In 2016 nearly 16,000 Americans died from HIV-related causes, and over a million Americans currently live with HIV. Despite the fact that people living with HIV on effective treatment who become undetectable cannot pass on HIV, our nation has failed to curb the rate of new transmissions, which remain stagnant at around 40,000 annually.
We know it doesn’t have to be this way. A daily dose of the preventative medication Truvada, also known as PrEP, reduces the odds of contracting HIV upon exposure by up to 99 percent. Access to this treatment is lifesaving and could dramatically reduce the amount of new infections in a matter of years.
But that’s only if you can afford it.
First approved by the FDA in 2012 and paid for almost in full by U.S. taxpayer dollars, Truvada’s market price stands at around $20,000 a year. That’s because despite the public’s role in funding the research for Truvada, distribution of the drug has been monopolized by the pharmaceutical giant Gilead Sciences. Gilead’s income from Truvada sales in the last year alone totaled at roughly $3 billion.
This story is depressingly familiar: without market competition, Big Pharma companies can set pretty much any price they want for drugs in which they own patents. But the tale of the Truvada monopoly is unique. As Christopher Rowland reported in the Washington Post last month, the Centers for Disease Control (CDC), a Federal Government Agency, actually owns the patents on a the drugs that make up Truvada. That means we as taxpayers own the patents underlying the medication, but the government is allowing the manufacturer to continue to price-gouge consumers. Taxpayers also haven’t recovered a dime from the licensing of the medication, leaving potentially hundreds of millions of dollars on the table that could have been used to expand access to the drug.
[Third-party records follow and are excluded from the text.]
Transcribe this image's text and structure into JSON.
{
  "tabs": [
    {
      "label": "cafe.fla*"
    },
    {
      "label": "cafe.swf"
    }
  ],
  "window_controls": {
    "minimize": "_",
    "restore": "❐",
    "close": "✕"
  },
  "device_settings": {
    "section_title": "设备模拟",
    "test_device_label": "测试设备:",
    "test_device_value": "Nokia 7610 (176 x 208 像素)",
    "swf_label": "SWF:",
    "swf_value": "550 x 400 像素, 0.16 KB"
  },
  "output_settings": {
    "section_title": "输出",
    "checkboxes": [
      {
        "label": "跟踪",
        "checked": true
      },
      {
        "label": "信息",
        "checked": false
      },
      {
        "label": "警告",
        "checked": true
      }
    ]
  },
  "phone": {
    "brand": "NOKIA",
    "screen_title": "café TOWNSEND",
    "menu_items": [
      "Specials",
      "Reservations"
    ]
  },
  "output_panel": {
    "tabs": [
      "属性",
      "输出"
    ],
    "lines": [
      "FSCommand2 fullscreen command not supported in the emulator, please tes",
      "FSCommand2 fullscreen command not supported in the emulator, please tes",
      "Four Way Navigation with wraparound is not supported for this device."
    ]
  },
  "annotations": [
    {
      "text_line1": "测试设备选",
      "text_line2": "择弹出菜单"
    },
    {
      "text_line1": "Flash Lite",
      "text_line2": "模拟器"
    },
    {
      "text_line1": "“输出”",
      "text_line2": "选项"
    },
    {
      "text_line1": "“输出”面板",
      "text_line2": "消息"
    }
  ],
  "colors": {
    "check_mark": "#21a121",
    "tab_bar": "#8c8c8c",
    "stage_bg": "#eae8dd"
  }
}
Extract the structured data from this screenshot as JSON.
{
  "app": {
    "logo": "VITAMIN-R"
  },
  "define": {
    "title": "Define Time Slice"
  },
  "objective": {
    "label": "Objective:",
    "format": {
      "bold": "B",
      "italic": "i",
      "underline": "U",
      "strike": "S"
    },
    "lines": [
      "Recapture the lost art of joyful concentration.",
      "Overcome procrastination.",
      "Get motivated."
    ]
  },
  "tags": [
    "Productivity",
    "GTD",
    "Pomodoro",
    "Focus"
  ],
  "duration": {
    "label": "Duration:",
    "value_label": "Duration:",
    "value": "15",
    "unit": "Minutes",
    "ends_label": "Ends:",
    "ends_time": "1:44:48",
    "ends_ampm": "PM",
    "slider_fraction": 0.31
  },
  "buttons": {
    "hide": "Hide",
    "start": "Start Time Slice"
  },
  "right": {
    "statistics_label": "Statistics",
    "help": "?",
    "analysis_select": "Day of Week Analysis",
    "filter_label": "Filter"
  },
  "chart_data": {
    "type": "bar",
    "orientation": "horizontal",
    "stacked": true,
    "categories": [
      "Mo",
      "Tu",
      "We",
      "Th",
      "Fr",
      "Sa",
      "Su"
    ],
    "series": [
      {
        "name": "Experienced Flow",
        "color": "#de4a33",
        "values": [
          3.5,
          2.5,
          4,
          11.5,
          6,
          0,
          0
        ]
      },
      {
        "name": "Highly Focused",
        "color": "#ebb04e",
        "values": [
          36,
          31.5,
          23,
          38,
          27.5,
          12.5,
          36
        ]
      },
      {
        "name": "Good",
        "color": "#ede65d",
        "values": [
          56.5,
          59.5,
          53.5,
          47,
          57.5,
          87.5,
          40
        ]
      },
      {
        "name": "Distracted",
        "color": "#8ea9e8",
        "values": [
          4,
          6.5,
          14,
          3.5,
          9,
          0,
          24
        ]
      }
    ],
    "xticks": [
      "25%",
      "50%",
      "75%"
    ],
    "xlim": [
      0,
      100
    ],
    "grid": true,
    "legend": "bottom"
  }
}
The consequences of that failure are staggering. Since the approval of Truvada for PrEP in 2012, there have been nearly 300,000 new HIV diagnoses in the U.S. — and this burden is not being borne equally. Nearly half of HIV-related deaths come from states in the South, where structural and systemic barriers create lower average incomes and depress access to medical care. Additionally, Black and Brown queer communities represent a disproportionate share of new cases. Gilead’s exclusionary pricing is inflicting tragedy on precisely the people who need Truvada most. Indeed, the CDC’s refusal to intervene with a generic competitor suggests that LGBTQ Americans, poor Americans and Americans of color simply don’t matter to the U.S. government.
But there are signs of progress.
Just this week, seven senators, including Bernie Sanders (D-VT) and Tammy Duckworth (D-IL), sent a letter to the CDC and HHS demanding information regarding their closed-door negotiations with Gilead. That same day the Washington Post broke another story that lawyers from Department of Justice were sent to the CDC to investigate the patents.
It’s hard to underscore what a big deal that is, but as our leaders in Washington wake up to the CDC’s failure to bring down the price of the drug, we can’t allow the communities most at risk to be forgotten.
We believe the American people need full transparency into the negotiating process with Gilead. We also demand that any potential monetary settlement with the company be used to fund a Universal PrEP Program aimed at breaking down structural and systemic barriers that prevent the most at-risk communities from accessing the medication. Lastly, these negotiations must result in a PrEP option that costs $20 or less per month. Anything higher will bankrupt public health systems around the country and fall short of what is necessary for a truly Universal PrEP Program.
The American people paid for the development of this drug, and it’s our moral imperative to demand that every one who needs PrEP can get it. With lives on the line, we hope you’ll join us in the fight for justice.
Will Kellogg and Cameron Kinker, organizers with the #BreakThePatent campaign and members of PrEP4All.